DUBAI // When 17-year-old Leena Al Khatib was told she would be awarded by the Ministry of Education for her academic achievements, the first thing she did was return to school to thank her teachers.
The Grade 12 pupil at the National Charity School, which follows the national curriculum, was one of the highest achievers in the country.
With a score of 98.7 per cent, the Jordanian was among the 22 Dubai pupils honoured at the Dubai Police Academy yesterday.
"I cannot forget the hard work my teachers put in just so that I could be here," she said. "I hated mathematics but it was just the way my professor taught that I love the subject now."

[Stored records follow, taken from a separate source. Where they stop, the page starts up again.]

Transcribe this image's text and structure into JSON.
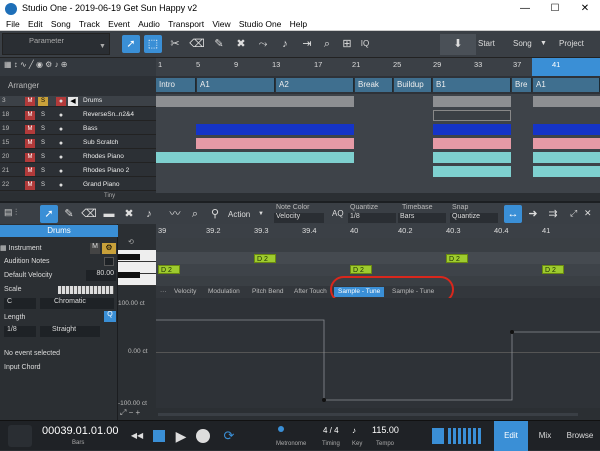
{
  "window": {
    "title": "Studio One - 2019-06-19 Get Sun Happy v2",
    "controls": [
      "—",
      "☐",
      "✕"
    ]
  },
  "menu": [
    "File",
    "Edit",
    "Song",
    "Track",
    "Event",
    "Audio",
    "Transport",
    "View",
    "Studio One",
    "Help"
  ],
  "toolbar": {
    "parameter_label": "Parameter",
    "iq": "IQ",
    "start": "Start",
    "song": "Song",
    "project": "Project"
  },
  "arranger": {
    "label": "Arranger",
    "ruler": [
      "1",
      "5",
      "9",
      "13",
      "17",
      "21",
      "25",
      "29",
      "33",
      "37",
      "41"
    ],
    "sections": [
      {
        "name": "Intro"
      },
      {
        "name": "A1"
      },
      {
        "name": "A2"
      },
      {
        "name": "Break"
      },
      {
        "name": "Buildup"
      },
      {
        "name": "B1"
      },
      {
        "name": "Bre"
      },
      {
        "name": "A1"
      }
    ],
    "tracks": [
      {
        "num": "3",
        "name": "Drums"
      },
      {
        "num": "18",
        "name": "ReverseSn..n2&4"
      },
      {
        "num": "19",
        "name": "Bass"
      },
      {
        "num": "15",
        "name": "Sub Scratch"
      },
      {
        "num": "20",
        "name": "Rhodes Piano"
      },
      {
        "num": "21",
        "name": "Rhodes Piano 2"
      },
      {
        "num": "22",
        "name": "Grand Piano"
      }
    ],
    "footer": "Tiny",
    "m": "M",
    "s": "S"
  },
  "editor": {
    "action": "Action",
    "note_color_label": "Note Color",
    "note_color_value": "Velocity",
    "aq": "AQ",
    "quantize_label": "Quantize",
    "quantize_value": "1/8",
    "timebase_label": "Timebase",
    "timebase_value": "Bars",
    "snap_label": "Snap",
    "snap_value": "Quantize",
    "track": "Drums",
    "instrument": "Instrument",
    "instrument_m": "M",
    "audition": "Audition Notes",
    "default_velocity_label": "Default Velocity",
    "default_velocity": "80.00",
    "scale_label": "Scale",
    "scale_key": "C",
    "scale_type": "Chromatic",
    "length_label": "Length",
    "length_value": "1/8",
    "length_mode": "Straight",
    "q": "Q",
    "no_event": "No event selected",
    "input_chord": "Input Chord",
    "ruler": [
      "39",
      "39.2",
      "39.3",
      "39.4",
      "40",
      "40.2",
      "40.3",
      "40.4",
      "41"
    ],
    "notes": [
      {
        "label": "D 2"
      },
      {
        "label": "D 2"
      },
      {
        "label": "D 2"
      },
      {
        "label": "D 2"
      },
      {
        "label": "D 2"
      }
    ],
    "tabs": [
      "Velocity",
      "Modulation",
      "Pitch Bend",
      "After Touch",
      "Sample - Tune",
      "Sample - Tune"
    ],
    "auto_max": "100.00 ct",
    "auto_mid": "0.00 ct",
    "auto_min": "-100.00 ct"
  },
  "transport": {
    "position": "00039.01.01.00",
    "position_label": "Bars",
    "timesig": "4 / 4",
    "timesig_label": "Timing",
    "key_label": "Key",
    "tempo": "115.00",
    "tempo_label": "Tempo",
    "metronome": "Metronome",
    "edit": "Edit",
    "mix": "Mix",
    "browse": "Browse"
  },
  "colors": {
    "accent": "#3a8fd6",
    "note": "#9ecb2e",
    "section": "#3f6f8f",
    "highlight": "#d9271c"
  }
}
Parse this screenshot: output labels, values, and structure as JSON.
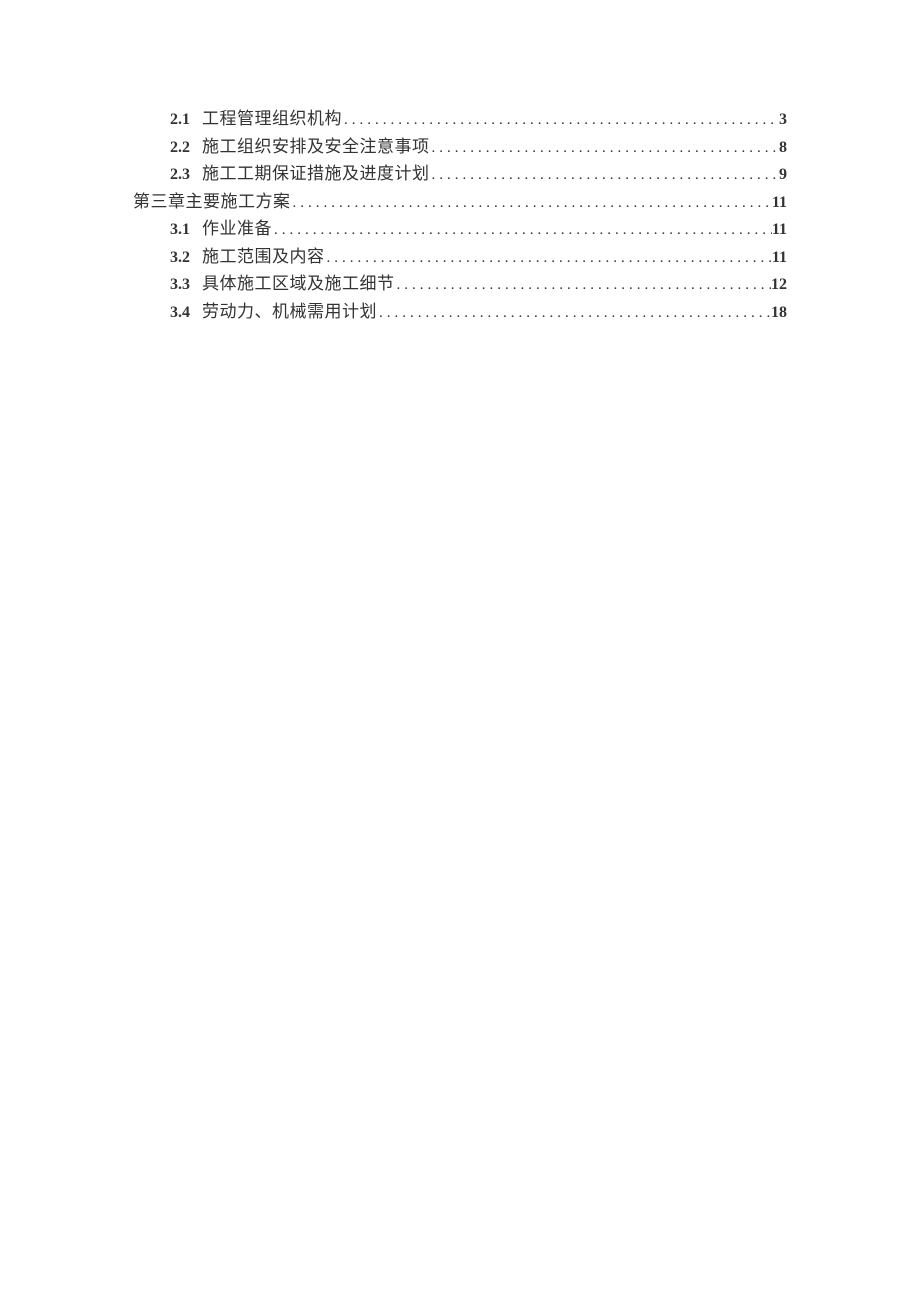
{
  "toc": [
    {
      "number": "2.1",
      "title": "工程管理组织机构",
      "page": "3",
      "indent": true
    },
    {
      "number": "2.2",
      "title": "施工组织安排及安全注意事项",
      "page": "8",
      "indent": true
    },
    {
      "number": "2.3",
      "title": "施工工期保证措施及进度计划",
      "page": "9",
      "indent": true
    },
    {
      "number": "",
      "title": "第三章主要施工方案 ",
      "page": "11",
      "indent": false
    },
    {
      "number": "3.1",
      "title": "作业准备",
      "page": "11",
      "indent": true
    },
    {
      "number": "3.2",
      "title": "施工范围及内容",
      "page": "11",
      "indent": true
    },
    {
      "number": "3.3",
      "title": "具体施工区域及施工细节",
      "page": "12",
      "indent": true
    },
    {
      "number": "3.4",
      "title": "劳动力、机械需用计划",
      "page": "18",
      "indent": true
    }
  ]
}
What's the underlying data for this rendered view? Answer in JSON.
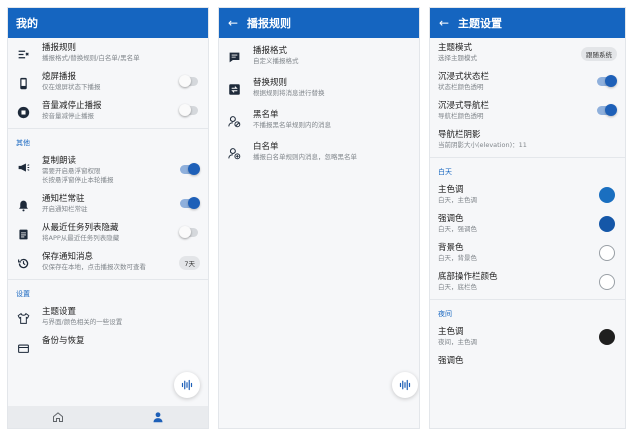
{
  "p1": {
    "title": "我的",
    "items1": [
      {
        "title": "播报规则",
        "sub": "播报格式/替换规则/白名单/黑名单"
      },
      {
        "title": "熄屏播报",
        "sub": "仅在熄屏状态下播报"
      },
      {
        "title": "音量减停止播报",
        "sub": "按音量减停止播报"
      }
    ],
    "section_other": "其他",
    "items2": [
      {
        "title": "复制朗读",
        "sub": "需要开启悬浮窗权限",
        "sub2": "长按悬浮窗停止本轮播报"
      },
      {
        "title": "通知栏常驻",
        "sub": "开启通知栏常驻"
      },
      {
        "title": "从最近任务列表隐藏",
        "sub": "将APP从最近任务列表隐藏"
      },
      {
        "title": "保存通知消息",
        "sub": "仅保存在本地，点击播报次数可查看",
        "chip": "7天"
      }
    ],
    "section_settings": "设置",
    "items3": [
      {
        "title": "主题设置",
        "sub": "与界面/颜色相关的一些设置"
      },
      {
        "title": "备份与恢复"
      }
    ]
  },
  "p2": {
    "title": "播报规则",
    "items": [
      {
        "title": "播报格式",
        "sub": "自定义播报格式"
      },
      {
        "title": "替换规则",
        "sub": "根据规则将消息进行替换"
      },
      {
        "title": "黑名单",
        "sub": "不播报黑名单规则内的消息"
      },
      {
        "title": "白名单",
        "sub": "播报白名单规则内消息，忽略黑名单"
      }
    ]
  },
  "p3": {
    "title": "主题设置",
    "items": [
      {
        "title": "主题模式",
        "sub": "选择主题模式",
        "chip": "跟随系统"
      },
      {
        "title": "沉浸式状态栏",
        "sub": "状态栏颜色透明"
      },
      {
        "title": "沉浸式导航栏",
        "sub": "导航栏颜色透明"
      },
      {
        "title": "导航栏阴影",
        "sub": "当前阴影大小(elevation)：11"
      }
    ],
    "section_light": "白天",
    "light": [
      {
        "title": "主色调",
        "sub": "白天，主色调"
      },
      {
        "title": "强调色",
        "sub": "白天，强调色"
      },
      {
        "title": "背景色",
        "sub": "白天，背景色"
      },
      {
        "title": "底部操作栏颜色",
        "sub": "白天，底栏色"
      }
    ],
    "section_night": "夜间",
    "night": [
      {
        "title": "主色调",
        "sub": "夜间，主色调"
      },
      {
        "title": "强调色"
      }
    ]
  },
  "colors": {
    "appbar": "#1565c0",
    "primary_light": "#1a6fc0",
    "accent_light": "#1557a8",
    "primary_night": "#1f1f1f"
  }
}
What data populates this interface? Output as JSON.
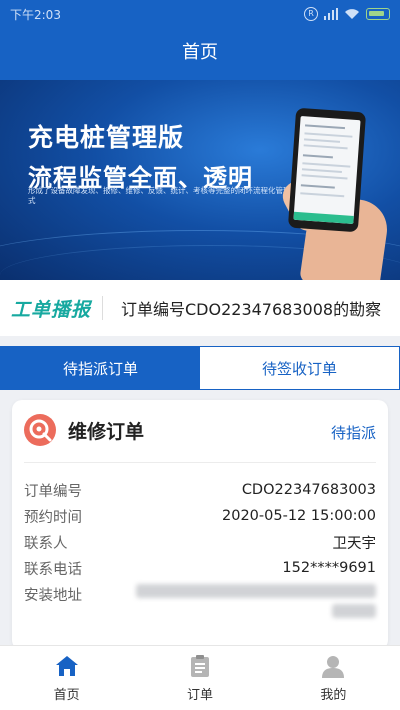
{
  "status_bar": {
    "time": "下午2:03"
  },
  "header": {
    "title": "首页"
  },
  "banner": {
    "title_line1": "充电桩管理版",
    "title_line2": "流程监管全面、透明",
    "description": "形成了设备故障发现、报修、维修、反馈、统计、考核等完整的闭环流程化管理模式"
  },
  "ticker": {
    "tag": "工单播报",
    "message": "订单编号CDO22347683008的勘察"
  },
  "tabs": [
    {
      "label": "待指派订单",
      "active": true
    },
    {
      "label": "待签收订单",
      "active": false
    }
  ],
  "order_card": {
    "title": "维修订单",
    "status": "待指派",
    "fields": {
      "order_no": {
        "label": "订单编号",
        "value": "CDO22347683003"
      },
      "appointment": {
        "label": "预约时间",
        "value": "2020-05-12 15:00:00"
      },
      "contact": {
        "label": "联系人",
        "value": "卫天宇"
      },
      "phone": {
        "label": "联系电话",
        "value": "152****9691"
      },
      "address": {
        "label": "安装地址"
      }
    }
  },
  "bottom_nav": [
    {
      "label": "首页",
      "icon": "home-icon",
      "active": true
    },
    {
      "label": "订单",
      "icon": "clipboard-icon",
      "active": false
    },
    {
      "label": "我的",
      "icon": "user-icon",
      "active": false
    }
  ],
  "colors": {
    "primary": "#1762c4",
    "ticker_tag": "#17a9a0",
    "order_icon": "#ec6c5c",
    "nav_active": "#1762c4",
    "nav_inactive": "#b5b5b5"
  }
}
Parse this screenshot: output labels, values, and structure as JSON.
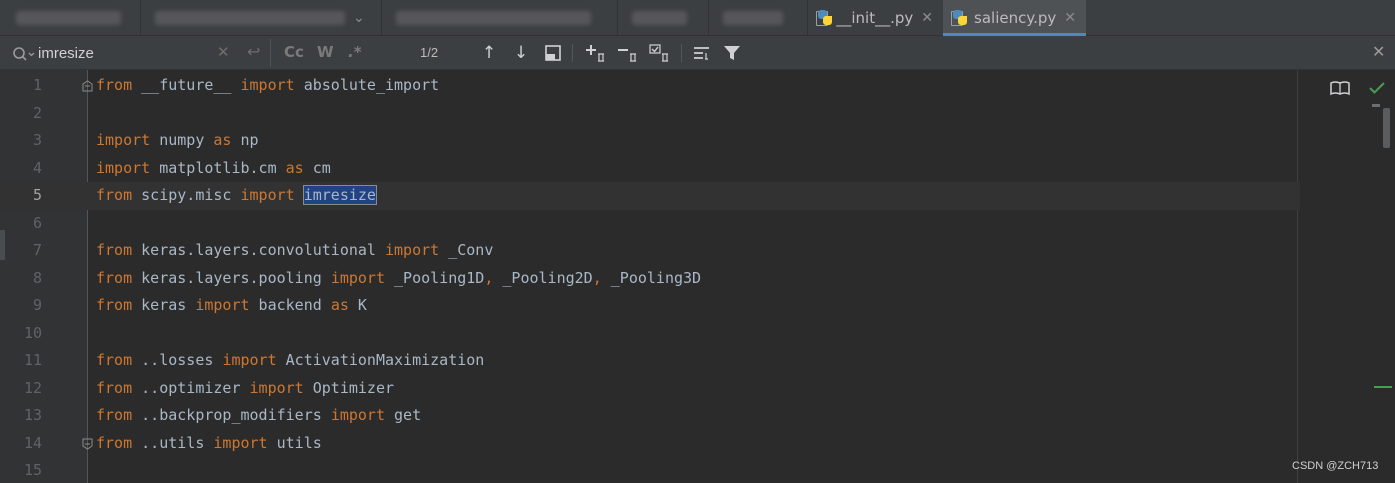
{
  "tabs": [
    {
      "label": "",
      "blurred": true
    },
    {
      "label": "",
      "blurred": true
    },
    {
      "label": "",
      "blurred": true
    },
    {
      "label": "",
      "blurred": true
    },
    {
      "label": "",
      "blurred": true
    },
    {
      "label": "__init__.py",
      "blurred": false
    },
    {
      "label": "saliency.py",
      "blurred": false,
      "active": true
    }
  ],
  "search": {
    "value": "imresize",
    "match_count": "1/2",
    "match_case_label": "Cc",
    "words_label": "W",
    "regex_label": ".*"
  },
  "editor": {
    "current_line": 5,
    "lines": [
      {
        "n": "1",
        "tokens": [
          [
            "kw",
            "from"
          ],
          [
            "id",
            " __future__ "
          ],
          [
            "kw",
            "import"
          ],
          [
            "id",
            " absolute_import"
          ]
        ]
      },
      {
        "n": "2",
        "tokens": []
      },
      {
        "n": "3",
        "tokens": [
          [
            "kw",
            "import"
          ],
          [
            "id",
            " numpy "
          ],
          [
            "kw",
            "as"
          ],
          [
            "id",
            " np"
          ]
        ]
      },
      {
        "n": "4",
        "tokens": [
          [
            "kw",
            "import"
          ],
          [
            "id",
            " matplotlib.cm "
          ],
          [
            "kw",
            "as"
          ],
          [
            "id",
            " cm"
          ]
        ]
      },
      {
        "n": "5",
        "tokens": [
          [
            "kw",
            "from"
          ],
          [
            "id",
            " scipy.misc "
          ],
          [
            "kw",
            "import"
          ],
          [
            "id",
            " "
          ],
          [
            "hl",
            "imresize"
          ]
        ]
      },
      {
        "n": "6",
        "tokens": []
      },
      {
        "n": "7",
        "tokens": [
          [
            "kw",
            "from"
          ],
          [
            "id",
            " keras.layers.convolutional "
          ],
          [
            "kw",
            "import"
          ],
          [
            "id",
            " _Conv"
          ]
        ]
      },
      {
        "n": "8",
        "tokens": [
          [
            "kw",
            "from"
          ],
          [
            "id",
            " keras.layers.pooling "
          ],
          [
            "kw",
            "import"
          ],
          [
            "id",
            " _Pooling1D"
          ],
          [
            "kw",
            ","
          ],
          [
            "id",
            " _Pooling2D"
          ],
          [
            "kw",
            ","
          ],
          [
            "id",
            " _Pooling3D"
          ]
        ]
      },
      {
        "n": "9",
        "tokens": [
          [
            "kw",
            "from"
          ],
          [
            "id",
            " keras "
          ],
          [
            "kw",
            "import"
          ],
          [
            "id",
            " backend "
          ],
          [
            "kw",
            "as"
          ],
          [
            "id",
            " K"
          ]
        ]
      },
      {
        "n": "10",
        "tokens": []
      },
      {
        "n": "11",
        "tokens": [
          [
            "kw",
            "from"
          ],
          [
            "id",
            " ..losses "
          ],
          [
            "kw",
            "import"
          ],
          [
            "id",
            " ActivationMaximization"
          ]
        ]
      },
      {
        "n": "12",
        "tokens": [
          [
            "kw",
            "from"
          ],
          [
            "id",
            " ..optimizer "
          ],
          [
            "kw",
            "import"
          ],
          [
            "id",
            " Optimizer"
          ]
        ]
      },
      {
        "n": "13",
        "tokens": [
          [
            "kw",
            "from"
          ],
          [
            "id",
            " ..backprop_modifiers "
          ],
          [
            "kw",
            "import"
          ],
          [
            "id",
            " get"
          ]
        ]
      },
      {
        "n": "14",
        "tokens": [
          [
            "kw",
            "from"
          ],
          [
            "id",
            " ..utils "
          ],
          [
            "kw",
            "import"
          ],
          [
            "id",
            " utils"
          ]
        ]
      },
      {
        "n": "15",
        "tokens": []
      }
    ]
  },
  "watermark": "CSDN @ZCH713",
  "colors": {
    "keyword": "#cc7832",
    "identifier": "#a9b7c6",
    "search_highlight": "#214283",
    "active_tab_underline": "#4a88c7",
    "check": "#499c54"
  },
  "icons": [
    "search-icon",
    "clear-icon",
    "newline-icon",
    "arrow-up-icon",
    "arrow-down-icon",
    "open-in-window-icon",
    "add-selection-icon",
    "remove-selection-icon",
    "select-all-occurrences-icon",
    "filter-options-icon",
    "filter-icon",
    "close-icon",
    "reader-mode-icon",
    "check-icon",
    "python-file-icon",
    "fold-icon"
  ]
}
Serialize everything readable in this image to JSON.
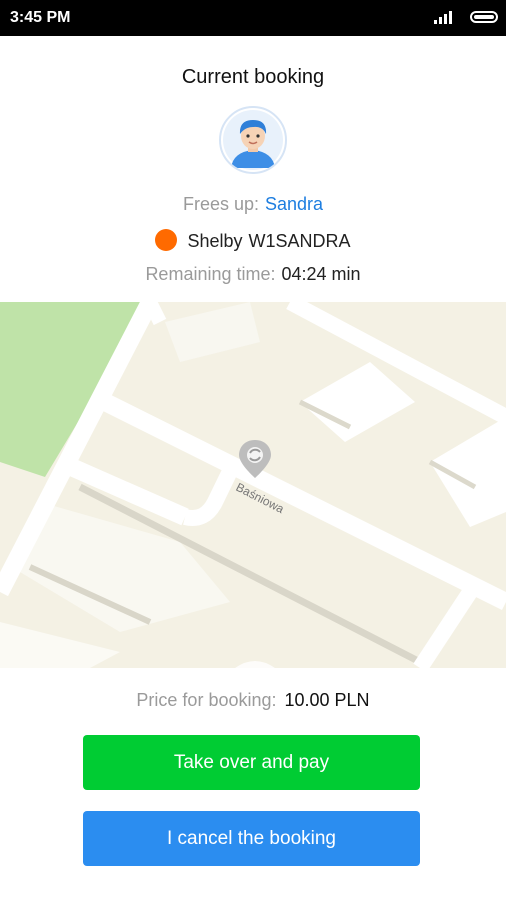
{
  "status_bar": {
    "time": "3:45 PM"
  },
  "header": {
    "title": "Current booking",
    "frees_up_label": "Frees up:",
    "frees_up_value": "Sandra",
    "car_name": "Shelby",
    "plate": "W1SANDRA",
    "remaining_label": "Remaining time:",
    "remaining_value": "04:24 min"
  },
  "map": {
    "street_label": "Baśniowa"
  },
  "bottom": {
    "price_label": "Price for booking:",
    "price_value": "10.00 PLN",
    "take_over_label": "Take over and pay",
    "cancel_label": "I cancel the booking"
  },
  "colors": {
    "accent_blue": "#1e7ee0",
    "green_button": "#00cc33",
    "blue_button": "#2b8df0",
    "car_dot": "#ff6a00"
  }
}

She ended up with a perfect 100 per cent in maths. She said her teacher, Khalid Abu Kaff, had "truly changed the way I think about challenges". "When he would begin his class everyone would pay attention and he would never object to explaining tough problems again and again," she said.
A total of 34,751 pupils following the Ministry of Education curriculum sat their final examinations in June, and received their report cards last week.
Though the pass rate in state schools dropped this year, education officials said their new assessment system, which puts far more emphasis on coursework, had had a positive effect on individual pupils' results.
"We believe the reduced pressure because of the marking process being spread over several assessments and assignments has helped them achieve better grades," said Ahmed Saeed Al Drei, the head of the ministry's exams department.
Top scorers in public and private schools as well as adult centres and those educated at home were awarded university scholarships. Many also received cash prizes and laptops. From Abu Dhabi, 312 pupils will get Dh15,000 each in recognition of their hard work.
Leena wants to be a pharmacist and will be applying to Sharjah University after she receives her Test of English as a Foreign Language (TOEFL) score.
Her enthusiasm was also fired by her chemistry teacher, who she considers a role model.
"I remember once when a British boy came to school, my chemistry teacher picked me to help translate lessons for him," she said.
"While she was doing the experiments, I helped her and the boy communicate. She was so proud of me and told other teachers and the principal. I have to credit my success to them."
For Leena's mother, Neama, the teachers' influence went beyond education, helping make her daughter a humble person.
"Her teachers were like her parents at school, she often says," her mother said. "Their affectionate approach has made her a kind and respectful child, too."
At one point, Leena contemplated being a teacher herself. "If that is the way a teacher is, I thought it would be great to be one - affecting the life of so many students that way," she said.
But her teachers pushed her to pursue her dream. "I know what they taught me will always stay with me, no matter what I do, and the culture they passed on, I will pass on to my children."
The Abu Dhabi Education Council (Adec) has also recognised teachers' contribution to their students' successes. At Emirates Palace hotel last night, 18 teachers from Abu Dhabi, Al Ain and Al Gharbia were due to be awarded Dh20,000 each by Sheikh Mansour bin Zayed, Deputy Prime Minister, Presidential Affairs Minister and deputy chairman of Adec.
* with inputs from Wam